Building political relationships
For the first time since anyone can remember, a contingent of CCA leaders joined their K-12 colleagues at two legislative conferences in Washington D.C. sponsored by the Congressional Black and Hispanic Caucuses.
The event proved to be a watershed moment in building better relations with Congress as well as with their K-12 colleagues in CTA.
“We wanted to establish a political relationship with members of Congress so that we become the people they ask about community college issues,” said Julius Thomas, a Rio Hondo College counselor and CCA Ethnic and Racial Minority Board member.
“But this also helped us to build a visible partnership with our K-12 colleagues in CTA, so that when they advocate in Washington, D.C., they also consider the needs of higher ed,” said CCA Board Member Josie Malik, an instructor at San Joaquin Delta College.
Thomas was one of four community college faculty in a CTA delegation that attended the 43rd Annual Legislative Conference held by the congressional Black Caucus Foundation in mid-September. Joining him were CCA Secretary DeWayne Sheaffer and Board Members Fola Odebunmi and Phyllis Hall. Board Member Josie Malik attended the annual policy conference sponsored by the Congressional Hispanic Caucus Institute a week later.
Supported by CTA staff, the group put in long days meeting with congressional representatives, both from their area and across the country.
Republicans and Democrats
The importance of building relationships was brought home to the CCA delegates while meeting with representatives from both sides of the aisle. Among the Republicans contacted were Rep. Darrell Issa, Republican whip Kevin McCarthy, and Rep. Dana Rohrabacher. Democratic representatives Maxine Waters, Karen Bass and Barbara Lee also sat down with the delegation.
“We need to connect with them directly and explain why there shouldn’t be any more budget cuts,” Odebunmi said. “Our students are the future of this nation and they shouldn’t be begging to be educated. Education should be bipartisan.”
The delegation believe that advocating on the federal level is just as important as working with state legislators, especially when it comes to issues involving Pell grants, student loans, campus safety and federal funding, in general, which pumps millions of dollars into our community colleges.
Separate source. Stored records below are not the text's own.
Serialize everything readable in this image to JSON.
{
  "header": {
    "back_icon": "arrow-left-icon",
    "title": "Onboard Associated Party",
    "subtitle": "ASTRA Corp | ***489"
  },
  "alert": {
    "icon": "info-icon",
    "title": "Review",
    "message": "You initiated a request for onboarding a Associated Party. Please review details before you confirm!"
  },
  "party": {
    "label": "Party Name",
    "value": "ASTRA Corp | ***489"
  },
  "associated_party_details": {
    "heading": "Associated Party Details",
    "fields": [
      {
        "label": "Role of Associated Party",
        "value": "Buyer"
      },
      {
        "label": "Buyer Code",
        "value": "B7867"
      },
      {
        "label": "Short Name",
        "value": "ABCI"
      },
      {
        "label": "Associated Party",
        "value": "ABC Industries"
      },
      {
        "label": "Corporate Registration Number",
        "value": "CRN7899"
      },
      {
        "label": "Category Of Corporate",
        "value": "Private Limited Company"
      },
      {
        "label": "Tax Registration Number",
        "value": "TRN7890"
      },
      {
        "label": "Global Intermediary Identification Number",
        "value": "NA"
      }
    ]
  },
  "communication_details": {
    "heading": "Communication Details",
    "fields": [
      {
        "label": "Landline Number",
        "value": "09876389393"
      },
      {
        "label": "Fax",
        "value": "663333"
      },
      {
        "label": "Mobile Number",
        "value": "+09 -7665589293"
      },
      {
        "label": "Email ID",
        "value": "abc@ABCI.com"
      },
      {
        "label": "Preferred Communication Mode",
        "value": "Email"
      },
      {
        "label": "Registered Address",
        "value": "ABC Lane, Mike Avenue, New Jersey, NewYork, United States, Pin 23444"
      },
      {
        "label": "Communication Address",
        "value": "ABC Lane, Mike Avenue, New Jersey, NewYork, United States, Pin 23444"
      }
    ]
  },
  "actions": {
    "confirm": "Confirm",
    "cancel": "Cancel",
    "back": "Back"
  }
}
There is a federal portion of our budget,” Sheaffer said. “Prop 30 will sunset someday in the distant future (it’s actually 4 years) and is now supplanting the federal dollars we would have gotten. Federal funding does have a direct impact on students and the work we are trying to do.”
“When we were lobbying the legislators, one asked me ‘What can we do for higher ed?’ and I told him if you take good care of K-12, you are taking care of us, because whatever happens there comes to us, it just looks a little different,” Hall said.